Return each line of the data that follows exactly as it reads.

================

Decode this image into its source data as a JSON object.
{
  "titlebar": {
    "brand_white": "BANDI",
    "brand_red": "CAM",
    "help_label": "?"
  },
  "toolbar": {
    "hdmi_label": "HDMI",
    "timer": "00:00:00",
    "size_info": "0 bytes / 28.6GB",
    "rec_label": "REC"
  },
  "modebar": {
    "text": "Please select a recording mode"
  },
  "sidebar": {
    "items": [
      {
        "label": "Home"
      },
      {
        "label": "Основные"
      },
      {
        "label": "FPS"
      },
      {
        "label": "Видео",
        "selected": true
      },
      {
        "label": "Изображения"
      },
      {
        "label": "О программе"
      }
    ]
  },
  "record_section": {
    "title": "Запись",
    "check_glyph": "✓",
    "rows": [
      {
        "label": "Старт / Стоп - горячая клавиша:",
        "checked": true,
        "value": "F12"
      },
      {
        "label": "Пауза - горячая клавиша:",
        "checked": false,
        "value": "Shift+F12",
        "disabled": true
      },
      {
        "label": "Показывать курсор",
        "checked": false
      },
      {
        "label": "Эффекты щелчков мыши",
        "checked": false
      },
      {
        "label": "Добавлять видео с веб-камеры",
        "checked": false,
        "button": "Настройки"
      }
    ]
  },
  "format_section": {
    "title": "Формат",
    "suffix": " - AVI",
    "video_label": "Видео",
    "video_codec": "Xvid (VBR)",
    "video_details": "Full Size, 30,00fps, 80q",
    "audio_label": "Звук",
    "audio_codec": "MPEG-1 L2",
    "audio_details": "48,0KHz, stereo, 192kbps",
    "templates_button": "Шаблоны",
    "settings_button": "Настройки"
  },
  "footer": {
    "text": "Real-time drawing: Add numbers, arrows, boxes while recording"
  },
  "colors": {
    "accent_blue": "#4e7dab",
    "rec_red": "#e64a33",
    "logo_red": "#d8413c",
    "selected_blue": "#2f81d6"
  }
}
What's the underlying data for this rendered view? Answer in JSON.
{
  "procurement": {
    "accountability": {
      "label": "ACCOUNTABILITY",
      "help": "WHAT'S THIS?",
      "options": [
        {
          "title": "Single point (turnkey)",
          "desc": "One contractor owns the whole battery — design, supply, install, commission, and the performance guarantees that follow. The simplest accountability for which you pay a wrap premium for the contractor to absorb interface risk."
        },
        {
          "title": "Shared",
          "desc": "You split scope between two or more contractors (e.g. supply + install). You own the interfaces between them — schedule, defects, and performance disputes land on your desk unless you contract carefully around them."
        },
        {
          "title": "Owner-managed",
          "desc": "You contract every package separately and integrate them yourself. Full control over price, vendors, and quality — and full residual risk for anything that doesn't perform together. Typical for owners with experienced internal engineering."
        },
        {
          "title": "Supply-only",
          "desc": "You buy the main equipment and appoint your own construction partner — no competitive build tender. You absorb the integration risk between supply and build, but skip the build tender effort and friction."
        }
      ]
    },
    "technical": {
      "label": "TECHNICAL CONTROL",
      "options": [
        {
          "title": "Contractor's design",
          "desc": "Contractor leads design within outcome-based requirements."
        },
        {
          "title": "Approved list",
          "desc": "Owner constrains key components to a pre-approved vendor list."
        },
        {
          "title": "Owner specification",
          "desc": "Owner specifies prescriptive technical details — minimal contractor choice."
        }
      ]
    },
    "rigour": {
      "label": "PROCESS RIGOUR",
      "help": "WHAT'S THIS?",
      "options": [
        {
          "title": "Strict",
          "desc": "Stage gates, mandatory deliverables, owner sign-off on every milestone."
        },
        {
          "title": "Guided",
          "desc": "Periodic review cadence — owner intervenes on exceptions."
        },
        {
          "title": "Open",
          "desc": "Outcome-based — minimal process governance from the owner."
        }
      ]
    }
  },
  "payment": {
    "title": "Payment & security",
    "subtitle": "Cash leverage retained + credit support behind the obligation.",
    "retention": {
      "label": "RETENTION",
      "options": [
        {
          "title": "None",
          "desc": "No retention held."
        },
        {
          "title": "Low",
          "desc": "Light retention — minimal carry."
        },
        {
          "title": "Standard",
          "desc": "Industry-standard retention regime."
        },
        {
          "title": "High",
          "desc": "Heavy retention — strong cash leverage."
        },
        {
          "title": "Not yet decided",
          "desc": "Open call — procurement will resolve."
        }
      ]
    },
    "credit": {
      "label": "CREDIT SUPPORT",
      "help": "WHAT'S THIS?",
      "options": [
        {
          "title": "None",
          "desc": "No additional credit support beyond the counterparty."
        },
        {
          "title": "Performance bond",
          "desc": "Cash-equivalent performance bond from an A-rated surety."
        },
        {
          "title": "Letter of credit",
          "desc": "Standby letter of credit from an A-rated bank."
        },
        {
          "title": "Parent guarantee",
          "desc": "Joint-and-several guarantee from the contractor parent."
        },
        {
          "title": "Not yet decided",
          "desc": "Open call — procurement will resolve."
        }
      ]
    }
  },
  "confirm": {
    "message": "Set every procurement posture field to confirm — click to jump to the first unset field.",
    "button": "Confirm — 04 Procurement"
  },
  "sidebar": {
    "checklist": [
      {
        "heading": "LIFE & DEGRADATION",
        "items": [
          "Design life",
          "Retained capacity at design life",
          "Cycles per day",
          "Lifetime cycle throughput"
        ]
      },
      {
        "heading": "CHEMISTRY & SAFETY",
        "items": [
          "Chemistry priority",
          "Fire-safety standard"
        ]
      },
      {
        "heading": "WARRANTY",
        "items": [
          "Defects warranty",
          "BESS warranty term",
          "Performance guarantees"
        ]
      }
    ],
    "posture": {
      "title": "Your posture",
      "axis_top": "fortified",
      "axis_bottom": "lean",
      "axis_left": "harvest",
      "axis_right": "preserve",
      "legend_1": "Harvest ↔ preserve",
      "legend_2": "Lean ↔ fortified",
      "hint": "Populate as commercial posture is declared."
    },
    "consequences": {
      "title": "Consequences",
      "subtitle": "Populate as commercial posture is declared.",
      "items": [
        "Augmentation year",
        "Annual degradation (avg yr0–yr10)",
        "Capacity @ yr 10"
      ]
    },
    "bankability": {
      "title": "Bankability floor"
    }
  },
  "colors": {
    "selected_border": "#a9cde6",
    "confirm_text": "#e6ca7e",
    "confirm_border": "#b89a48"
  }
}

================

# ANSWER FOR THE TASK
Decode this image into its source data as a JSON object.
{
  "titlebar": {
    "brand_white": "BANDI",
    "brand_red": "CAM",
    "help_label": "?"
  },
  "toolbar": {
    "hdmi_label": "HDMI",
    "timer": "00:00:00",
    "size_info": "0 bytes / 28.6GB",
    "rec_label": "REC"
  },
  "modebar": {
    "text": "Please select a recording mode"
  },
  "sidebar": {
    "items": [
      {
        "label": "Home"
      },
      {
        "label": "Основные"
      },
      {
        "label": "FPS"
      },
      {
        "label": "Видео",
        "selected": true
      },
      {
        "label": "Изображения"
      },
      {
        "label": "О программе"
      }
    ]
  },
  "record_section": {
    "title": "Запись",
    "check_glyph": "✓",
    "rows": [
      {
        "label": "Старт / Стоп - горячая клавиша:",
        "checked": true,
        "value": "F12"
      },
      {
        "label": "Пауза - горячая клавиша:",
        "checked": false,
        "value": "Shift+F12",
        "disabled": true
      },
      {
        "label": "Показывать курсор",
        "checked": false
      },
      {
        "label": "Эффекты щелчков мыши",
        "checked": false
      },
      {
        "label": "Добавлять видео с веб-камеры",
        "checked": false,
        "button": "Настройки"
      }
    ]
  },
  "format_section": {
    "title": "Формат",
    "suffix": " - AVI",
    "video_label": "Видео",
    "video_codec": "Xvid (VBR)",
    "video_details": "Full Size, 30,00fps, 80q",
    "audio_label": "Звук",
    "audio_codec": "MPEG-1 L2",
    "audio_details": "48,0KHz, stereo, 192kbps",
    "templates_button": "Шаблоны",
    "settings_button": "Настройки"
  },
  "footer": {
    "text": "Real-time drawing: Add numbers, arrows, boxes while recording"
  },
  "colors": {
    "accent_blue": "#4e7dab",
    "rec_red": "#e64a33",
    "logo_red": "#d8413c",
    "selected_blue": "#2f81d6"
  }
}
What's the underlying data for this rendered view? Answer in JSON.
{
  "procurement": {
    "accountability": {
      "label": "ACCOUNTABILITY",
      "help": "WHAT'S THIS?",
      "options": [
        {
          "title": "Single point (turnkey)",
          "desc": "One contractor owns the whole battery — design, supply, install, commission, and the performance guarantees that follow. The simplest accountability for which you pay a wrap premium for the contractor to absorb interface risk."
        },
        {
          "title": "Shared",
          "desc": "You split scope between two or more contractors (e.g. supply + install). You own the interfaces between them — schedule, defects, and performance disputes land on your desk unless you contract carefully around them."
        },
        {
          "title": "Owner-managed",
          "desc": "You contract every package separately and integrate them yourself. Full control over price, vendors, and quality — and full residual risk for anything that doesn't perform together. Typical for owners with experienced internal engineering."
        },
        {
          "title": "Supply-only",
          "desc": "You buy the main equipment and appoint your own construction partner — no competitive build tender. You absorb the integration risk between supply and build, but skip the build tender effort and friction."
        }
      ]
    },
    "technical": {
      "label": "TECHNICAL CONTROL",
      "options": [
        {
          "title": "Contractor's design",
          "desc": "Contractor leads design within outcome-based requirements."
        },
        {
          "title": "Approved list",
          "desc": "Owner constrains key components to a pre-approved vendor list."
        },
        {
          "title": "Owner specification",
          "desc": "Owner specifies prescriptive technical details — minimal contractor choice."
        }
      ]
    },
    "rigour": {
      "label": "PROCESS RIGOUR",
      "help": "WHAT'S THIS?",
      "options": [
        {
          "title": "Strict",
          "desc": "Stage gates, mandatory deliverables, owner sign-off on every milestone."
        },
        {
          "title": "Guided",
          "desc": "Periodic review cadence — owner intervenes on exceptions."
        },
        {
          "title": "Open",
          "desc": "Outcome-based — minimal process governance from the owner."
        }
      ]
    }
  },
  "payment": {
    "title": "Payment & security",
    "subtitle": "Cash leverage retained + credit support behind the obligation.",
    "retention": {
      "label": "RETENTION",
      "options": [
        {
          "title": "None",
          "desc": "No retention held."
        },
        {
          "title": "Low",
          "desc": "Light retention — minimal carry."
        },
        {
          "title": "Standard",
          "desc": "Industry-standard retention regime."
        },
        {
          "title": "High",
          "desc": "Heavy retention — strong cash leverage."
        },
        {
          "title": "Not yet decided",
          "desc": "Open call — procurement will resolve."
        }
      ]
    },
    "credit": {
      "label": "CREDIT SUPPORT",
      "help": "WHAT'S THIS?",
      "options": [
        {
          "title": "None",
          "desc": "No additional credit support beyond the counterparty."
        },
        {
          "title": "Performance bond",
          "desc": "Cash-equivalent performance bond from an A-rated surety."
        },
        {
          "title": "Letter of credit",
          "desc": "Standby letter of credit from an A-rated bank."
        },
        {
          "title": "Parent guarantee",
          "desc": "Joint-and-several guarantee from the contractor parent."
        },
        {
          "title": "Not yet decided",
          "desc": "Open call — procurement will resolve."
        }
      ]
    }
  },
  "confirm": {
    "message": "Set every procurement posture field to confirm — click to jump to the first unset field.",
    "button": "Confirm — 04 Procurement"
  },
  "sidebar": {
    "checklist": [
      {
        "heading": "LIFE & DEGRADATION",
        "items": [
          "Design life",
          "Retained capacity at design life",
          "Cycles per day",
          "Lifetime cycle throughput"
        ]
      },
      {
        "heading": "CHEMISTRY & SAFETY",
        "items": [
          "Chemistry priority",
          "Fire-safety standard"
        ]
      },
      {
        "heading": "WARRANTY",
        "items": [
          "Defects warranty",
          "BESS warranty term",
          "Performance guarantees"
        ]
      }
    ],
    "posture": {
      "title": "Your posture",
      "axis_top": "fortified",
      "axis_bottom": "lean",
      "axis_left": "harvest",
      "axis_right": "preserve",
      "legend_1": "Harvest ↔ preserve",
      "legend_2": "Lean ↔ fortified",
      "hint": "Populate as commercial posture is declared."
    },
    "consequences": {
      "title": "Consequences",
      "subtitle": "Populate as commercial posture is declared.",
      "items": [
        "Augmentation year",
        "Annual degradation (avg yr0–yr10)",
        "Capacity @ yr 10"
      ]
    },
    "bankability": {
      "title": "Bankability floor"
    }
  },
  "colors": {
    "selected_border": "#a9cde6",
    "confirm_text": "#e6ca7e",
    "confirm_border": "#b89a48"
  }
}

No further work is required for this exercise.